Prof Ebersöhn is regarded as a leading scholar and teacher in resilience and resilience promoting interventions in high-risk school settings. Her research is positioned in contexts characteristic of an emerging economy country in transformation. She combines emancipatory and intervention methodologies to investigate pathways to resilience as human-ecological and cultural adaptive responses to chronic and cumulative adversity. Her recognised scientific contributions include a generative theory (relationship-resourced resilience) describing an emic system to counter chronic adversity, as well as ‘flocking’, a word she coined to depict a collectivist indigenous psychology pathway to resilience. Her research focus has had a decided impact on curricula for teacher training in several higher education institutions in South Africa. Her teaching and research outputs attest that higher education can effectively integrate research, teaching and learning as well as community engagement. Her pedagogy aligns with global citizenship and education as key strategies to restructure postcolonial conditions.

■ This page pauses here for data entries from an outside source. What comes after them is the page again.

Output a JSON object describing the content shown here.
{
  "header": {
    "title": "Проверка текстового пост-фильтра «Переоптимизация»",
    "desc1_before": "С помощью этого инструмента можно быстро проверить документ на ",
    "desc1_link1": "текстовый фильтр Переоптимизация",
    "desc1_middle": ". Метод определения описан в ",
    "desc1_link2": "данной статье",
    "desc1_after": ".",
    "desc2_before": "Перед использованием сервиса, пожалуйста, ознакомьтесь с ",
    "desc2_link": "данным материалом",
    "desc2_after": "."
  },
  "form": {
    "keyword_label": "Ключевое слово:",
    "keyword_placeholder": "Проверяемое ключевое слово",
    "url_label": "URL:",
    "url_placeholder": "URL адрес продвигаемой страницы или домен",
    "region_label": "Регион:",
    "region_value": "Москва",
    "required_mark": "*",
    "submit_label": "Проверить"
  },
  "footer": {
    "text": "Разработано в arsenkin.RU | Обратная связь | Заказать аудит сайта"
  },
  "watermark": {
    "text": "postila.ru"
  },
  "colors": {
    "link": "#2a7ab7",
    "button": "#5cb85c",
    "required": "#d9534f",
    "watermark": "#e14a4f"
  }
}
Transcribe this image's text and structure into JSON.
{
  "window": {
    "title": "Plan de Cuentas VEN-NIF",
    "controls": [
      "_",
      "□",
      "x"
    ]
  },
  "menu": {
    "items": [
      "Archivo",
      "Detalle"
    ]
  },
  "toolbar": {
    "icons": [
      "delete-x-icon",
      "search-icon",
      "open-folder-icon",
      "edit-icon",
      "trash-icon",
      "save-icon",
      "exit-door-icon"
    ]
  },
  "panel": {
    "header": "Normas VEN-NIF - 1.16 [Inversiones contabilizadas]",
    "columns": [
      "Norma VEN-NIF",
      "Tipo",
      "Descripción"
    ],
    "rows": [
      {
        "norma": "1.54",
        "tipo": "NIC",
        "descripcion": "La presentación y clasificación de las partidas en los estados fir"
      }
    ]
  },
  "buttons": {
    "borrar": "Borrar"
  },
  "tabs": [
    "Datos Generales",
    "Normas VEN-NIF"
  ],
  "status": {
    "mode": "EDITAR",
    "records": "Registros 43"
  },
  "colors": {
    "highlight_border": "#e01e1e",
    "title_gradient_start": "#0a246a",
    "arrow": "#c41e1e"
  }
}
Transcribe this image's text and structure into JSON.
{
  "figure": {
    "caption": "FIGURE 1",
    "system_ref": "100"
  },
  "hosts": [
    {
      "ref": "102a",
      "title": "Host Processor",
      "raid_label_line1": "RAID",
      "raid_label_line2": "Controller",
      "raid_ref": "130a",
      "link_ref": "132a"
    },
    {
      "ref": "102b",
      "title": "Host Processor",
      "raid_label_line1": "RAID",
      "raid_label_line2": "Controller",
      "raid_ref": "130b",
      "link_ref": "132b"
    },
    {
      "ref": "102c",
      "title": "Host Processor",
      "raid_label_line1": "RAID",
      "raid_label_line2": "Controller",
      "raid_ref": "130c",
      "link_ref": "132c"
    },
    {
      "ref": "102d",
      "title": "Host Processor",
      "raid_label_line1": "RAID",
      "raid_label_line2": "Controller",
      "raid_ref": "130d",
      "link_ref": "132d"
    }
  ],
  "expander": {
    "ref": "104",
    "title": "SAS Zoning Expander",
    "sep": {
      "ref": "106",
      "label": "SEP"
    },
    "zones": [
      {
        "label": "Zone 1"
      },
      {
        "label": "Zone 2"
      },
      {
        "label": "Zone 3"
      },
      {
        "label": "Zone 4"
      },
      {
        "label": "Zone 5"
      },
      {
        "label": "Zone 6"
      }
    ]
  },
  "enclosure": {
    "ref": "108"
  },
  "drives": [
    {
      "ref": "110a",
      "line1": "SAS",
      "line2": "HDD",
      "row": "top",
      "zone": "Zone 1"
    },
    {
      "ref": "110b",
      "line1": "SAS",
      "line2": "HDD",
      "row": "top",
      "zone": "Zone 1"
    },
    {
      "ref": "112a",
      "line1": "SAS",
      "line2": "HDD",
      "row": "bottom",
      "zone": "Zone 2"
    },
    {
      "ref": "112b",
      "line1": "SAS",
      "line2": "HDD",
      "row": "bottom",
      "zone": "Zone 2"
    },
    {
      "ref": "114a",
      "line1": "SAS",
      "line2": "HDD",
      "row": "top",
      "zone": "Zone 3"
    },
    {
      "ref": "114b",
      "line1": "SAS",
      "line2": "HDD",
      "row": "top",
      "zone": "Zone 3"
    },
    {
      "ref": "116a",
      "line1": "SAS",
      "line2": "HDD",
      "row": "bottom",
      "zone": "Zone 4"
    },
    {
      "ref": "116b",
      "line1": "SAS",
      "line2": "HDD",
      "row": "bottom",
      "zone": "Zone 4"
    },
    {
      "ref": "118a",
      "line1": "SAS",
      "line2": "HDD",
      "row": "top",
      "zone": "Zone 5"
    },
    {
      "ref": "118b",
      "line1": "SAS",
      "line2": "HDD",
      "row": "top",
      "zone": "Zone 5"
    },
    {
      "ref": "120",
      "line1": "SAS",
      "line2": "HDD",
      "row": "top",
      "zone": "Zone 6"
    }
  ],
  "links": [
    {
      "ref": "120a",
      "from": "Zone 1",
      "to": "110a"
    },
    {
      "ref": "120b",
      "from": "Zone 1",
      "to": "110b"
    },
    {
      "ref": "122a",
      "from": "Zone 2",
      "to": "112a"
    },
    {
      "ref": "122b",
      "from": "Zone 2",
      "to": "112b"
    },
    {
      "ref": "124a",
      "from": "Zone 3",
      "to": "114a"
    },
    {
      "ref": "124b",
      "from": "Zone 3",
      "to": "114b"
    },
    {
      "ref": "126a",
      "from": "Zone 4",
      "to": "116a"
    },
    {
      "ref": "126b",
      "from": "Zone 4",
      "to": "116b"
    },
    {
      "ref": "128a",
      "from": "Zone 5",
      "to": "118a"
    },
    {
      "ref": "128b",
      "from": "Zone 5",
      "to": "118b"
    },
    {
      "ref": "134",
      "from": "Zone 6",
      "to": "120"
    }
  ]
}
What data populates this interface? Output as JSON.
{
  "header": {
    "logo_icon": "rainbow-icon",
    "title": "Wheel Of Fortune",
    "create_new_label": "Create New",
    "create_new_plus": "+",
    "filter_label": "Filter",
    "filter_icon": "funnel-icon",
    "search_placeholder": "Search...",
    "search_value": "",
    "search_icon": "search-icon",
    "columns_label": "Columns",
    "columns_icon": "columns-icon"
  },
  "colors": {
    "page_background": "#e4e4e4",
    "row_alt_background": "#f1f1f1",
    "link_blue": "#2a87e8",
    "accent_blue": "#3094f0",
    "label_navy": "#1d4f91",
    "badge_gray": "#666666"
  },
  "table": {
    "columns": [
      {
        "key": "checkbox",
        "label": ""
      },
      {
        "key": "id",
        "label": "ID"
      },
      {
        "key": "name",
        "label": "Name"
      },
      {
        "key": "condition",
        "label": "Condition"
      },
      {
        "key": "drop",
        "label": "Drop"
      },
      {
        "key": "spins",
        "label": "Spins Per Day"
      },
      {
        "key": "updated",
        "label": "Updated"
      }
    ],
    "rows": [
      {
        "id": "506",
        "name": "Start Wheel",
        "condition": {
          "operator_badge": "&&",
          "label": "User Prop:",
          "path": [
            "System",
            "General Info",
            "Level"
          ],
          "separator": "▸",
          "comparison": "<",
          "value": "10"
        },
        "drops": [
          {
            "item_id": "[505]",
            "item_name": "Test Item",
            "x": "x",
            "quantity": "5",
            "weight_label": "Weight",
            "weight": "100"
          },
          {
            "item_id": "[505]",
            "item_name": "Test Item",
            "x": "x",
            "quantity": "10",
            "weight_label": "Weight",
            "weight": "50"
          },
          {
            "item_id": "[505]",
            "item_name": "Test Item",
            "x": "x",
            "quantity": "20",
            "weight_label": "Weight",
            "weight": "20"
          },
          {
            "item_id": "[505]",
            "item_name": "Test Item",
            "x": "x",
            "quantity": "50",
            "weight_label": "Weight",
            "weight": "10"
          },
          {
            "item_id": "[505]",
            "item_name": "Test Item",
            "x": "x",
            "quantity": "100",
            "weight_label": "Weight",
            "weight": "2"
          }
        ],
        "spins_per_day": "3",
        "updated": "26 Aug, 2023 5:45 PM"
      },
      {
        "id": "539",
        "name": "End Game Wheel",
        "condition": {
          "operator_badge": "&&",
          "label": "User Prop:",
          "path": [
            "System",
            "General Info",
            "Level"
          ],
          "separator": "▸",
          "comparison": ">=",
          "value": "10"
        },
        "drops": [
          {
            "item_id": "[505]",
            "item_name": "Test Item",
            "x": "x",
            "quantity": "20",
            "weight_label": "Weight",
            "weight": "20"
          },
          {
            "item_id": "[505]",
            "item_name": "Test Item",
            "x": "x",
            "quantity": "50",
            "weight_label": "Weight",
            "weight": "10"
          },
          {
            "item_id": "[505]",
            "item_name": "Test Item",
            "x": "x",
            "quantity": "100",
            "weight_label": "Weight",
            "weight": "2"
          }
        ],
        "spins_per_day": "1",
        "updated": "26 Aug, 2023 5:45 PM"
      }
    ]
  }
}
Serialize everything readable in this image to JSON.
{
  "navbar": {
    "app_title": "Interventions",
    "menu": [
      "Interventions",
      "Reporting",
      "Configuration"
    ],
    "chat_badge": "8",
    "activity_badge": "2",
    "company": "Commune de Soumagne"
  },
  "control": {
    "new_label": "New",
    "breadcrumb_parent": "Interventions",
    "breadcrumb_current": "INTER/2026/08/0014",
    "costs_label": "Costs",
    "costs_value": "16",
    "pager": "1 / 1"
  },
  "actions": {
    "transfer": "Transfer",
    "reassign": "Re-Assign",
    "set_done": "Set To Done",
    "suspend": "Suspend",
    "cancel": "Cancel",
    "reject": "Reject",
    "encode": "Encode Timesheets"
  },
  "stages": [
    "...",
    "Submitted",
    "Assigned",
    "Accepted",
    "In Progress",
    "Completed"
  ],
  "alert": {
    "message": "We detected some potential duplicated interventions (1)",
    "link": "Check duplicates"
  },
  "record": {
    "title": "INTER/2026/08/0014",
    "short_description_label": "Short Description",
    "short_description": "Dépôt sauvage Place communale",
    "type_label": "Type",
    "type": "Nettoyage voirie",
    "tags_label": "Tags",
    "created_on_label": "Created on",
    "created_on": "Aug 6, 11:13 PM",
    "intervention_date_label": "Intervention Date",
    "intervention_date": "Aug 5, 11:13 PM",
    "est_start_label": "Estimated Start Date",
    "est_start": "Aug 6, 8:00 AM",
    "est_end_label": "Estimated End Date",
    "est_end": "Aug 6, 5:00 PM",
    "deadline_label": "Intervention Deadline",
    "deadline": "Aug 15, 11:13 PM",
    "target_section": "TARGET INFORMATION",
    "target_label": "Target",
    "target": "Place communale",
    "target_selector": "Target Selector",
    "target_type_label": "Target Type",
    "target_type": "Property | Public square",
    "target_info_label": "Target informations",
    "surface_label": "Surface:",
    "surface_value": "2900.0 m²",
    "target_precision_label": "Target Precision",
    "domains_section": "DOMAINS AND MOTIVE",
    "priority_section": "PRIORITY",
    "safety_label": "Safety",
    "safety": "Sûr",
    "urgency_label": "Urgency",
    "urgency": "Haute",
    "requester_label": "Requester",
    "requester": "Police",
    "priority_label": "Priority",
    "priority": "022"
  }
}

Professor Ebersöhn is Director of the Centre for the Study of Resilience and Full Professor in the Department of Educational Psychology, Faculty of Education, University of Pretoria. She is a National Research Foundation-rated researcher, and registered educational psychologist. She has received several awards for her research in Education and Educational Psychology, including a place in the coveted Women In Science Award (Distinguished Researcher category) of the South African Department of Science and Technology, the Exceptional Researcher Award of the University of Pretoria, and the Emerging Researcher Award of the Education Association of South Africa. She was a Co-Chair of the Poverty and Education Task Force (World Education Research Association - WERA), and currently serves as Secretary General of the WERA, Executive Editor of the South African Journal of Education and the Chair of the Ethics Committee (Faculty of Education). She serves as Chair of the International Research and Scholarship Committee (Division C, Learning and Instruction, of the American Educational Research Association), and was the South African international representative to the Building Resilience in Teacher Education (BRITE) Project Reference Group , Murdoch University.
Liesel has published prolifically with more than 75 peer reviewed articles, book chapters, several edited and co-authored books and close to 80 master’s and doctoral students completing their studies under her supervision. She has been an Associate Professor and Research Fellow respectively at Yale University’s Department of Psychology and Centre for Interdisciplinary Research in AIDS, and Visiting Professor at the Fogarty Learning Centre, Edith Cowan University. She has read keynote papers and has been invited to present lectures across the globe on themes related to her research niche. Examples include a plenary session in March 2016 as an invited speaker to the Global Development Network 17th Annual Conference in Lima and an invited symposium on Indigenous Pathways to Resilience at the 2014 meeting of the American Psychological Association.